*THE PROBLEM*:
The whole listing below needs to be duplicated exactly, pictures aside.

*DATA FOR THIS TASK*:
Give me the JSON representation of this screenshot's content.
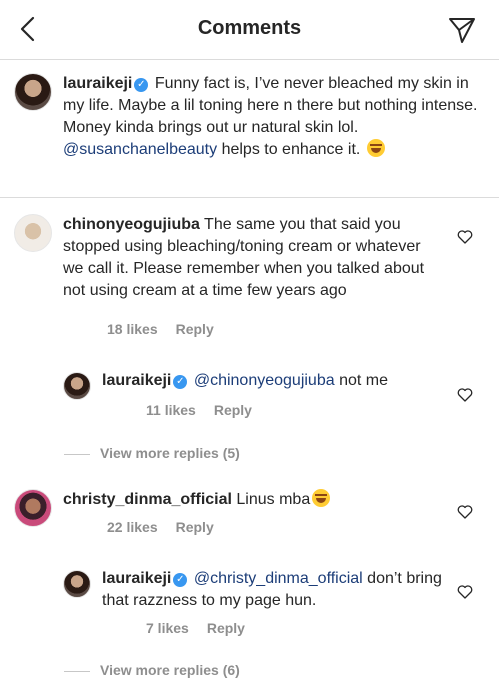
{
  "header": {
    "title": "Comments"
  },
  "caption": {
    "username": "lauraikeji",
    "text_before": " Funny fact is, I’ve never bleached my skin in my life. Maybe a lil toning here n there but nothing intense. Money kinda brings out ur natural skin lol. ",
    "mention": "@susanchanelbeauty",
    "text_after": " helps to enhance it. "
  },
  "comments": [
    {
      "username": "chinonyeogujiuba",
      "text": " The same you that said you stopped using bleaching/toning cream or whatever we call it. Please remember when you talked about not using cream at a time few years ago",
      "likes": "18 likes",
      "reply": "Reply",
      "reply_item": {
        "username": "lauraikeji",
        "mention": "@chinonyeogujiuba",
        "text": " not me",
        "likes": "11 likes",
        "reply": "Reply"
      },
      "view_more": "View more replies (5)"
    },
    {
      "username": "christy_dinma_official",
      "text": " Linus mba",
      "likes": "22 likes",
      "reply": "Reply",
      "reply_item": {
        "username": "lauraikeji",
        "mention": "@christy_dinma_official",
        "text": " don’t bring that razzness to my page hun.",
        "likes": "7 likes",
        "reply": "Reply"
      },
      "view_more": "View more replies (6)"
    }
  ],
  "icons": {
    "back": "chevron-left-icon",
    "send": "paper-plane-icon",
    "like": "heart-outline-icon",
    "verified": "verified-badge-icon",
    "emoji": "laughing-emoji-icon"
  },
  "colors": {
    "mention": "#1c3d78",
    "verified": "#3897f0",
    "meta": "#8e8e8e"
  }
}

*FINISHED EXERCISE*:
Give me the JSON representation of this screenshot's content.
{
  "header": {
    "title": "Comments"
  },
  "caption": {
    "username": "lauraikeji",
    "text_before": " Funny fact is, I’ve never bleached my skin in my life. Maybe a lil toning here n there but nothing intense. Money kinda brings out ur natural skin lol. ",
    "mention": "@susanchanelbeauty",
    "text_after": " helps to enhance it. "
  },
  "comments": [
    {
      "username": "chinonyeogujiuba",
      "text": " The same you that said you stopped using bleaching/toning cream or whatever we call it. Please remember when you talked about not using cream at a time few years ago",
      "likes": "18 likes",
      "reply": "Reply",
      "reply_item": {
        "username": "lauraikeji",
        "mention": "@chinonyeogujiuba",
        "text": " not me",
        "likes": "11 likes",
        "reply": "Reply"
      },
      "view_more": "View more replies (5)"
    },
    {
      "username": "christy_dinma_official",
      "text": " Linus mba",
      "likes": "22 likes",
      "reply": "Reply",
      "reply_item": {
        "username": "lauraikeji",
        "mention": "@christy_dinma_official",
        "text": " don’t bring that razzness to my page hun.",
        "likes": "7 likes",
        "reply": "Reply"
      },
      "view_more": "View more replies (6)"
    }
  ],
  "icons": {
    "back": "chevron-left-icon",
    "send": "paper-plane-icon",
    "like": "heart-outline-icon",
    "verified": "verified-badge-icon",
    "emoji": "laughing-emoji-icon"
  },
  "colors": {
    "mention": "#1c3d78",
    "verified": "#3897f0",
    "meta": "#8e8e8e"
  }
}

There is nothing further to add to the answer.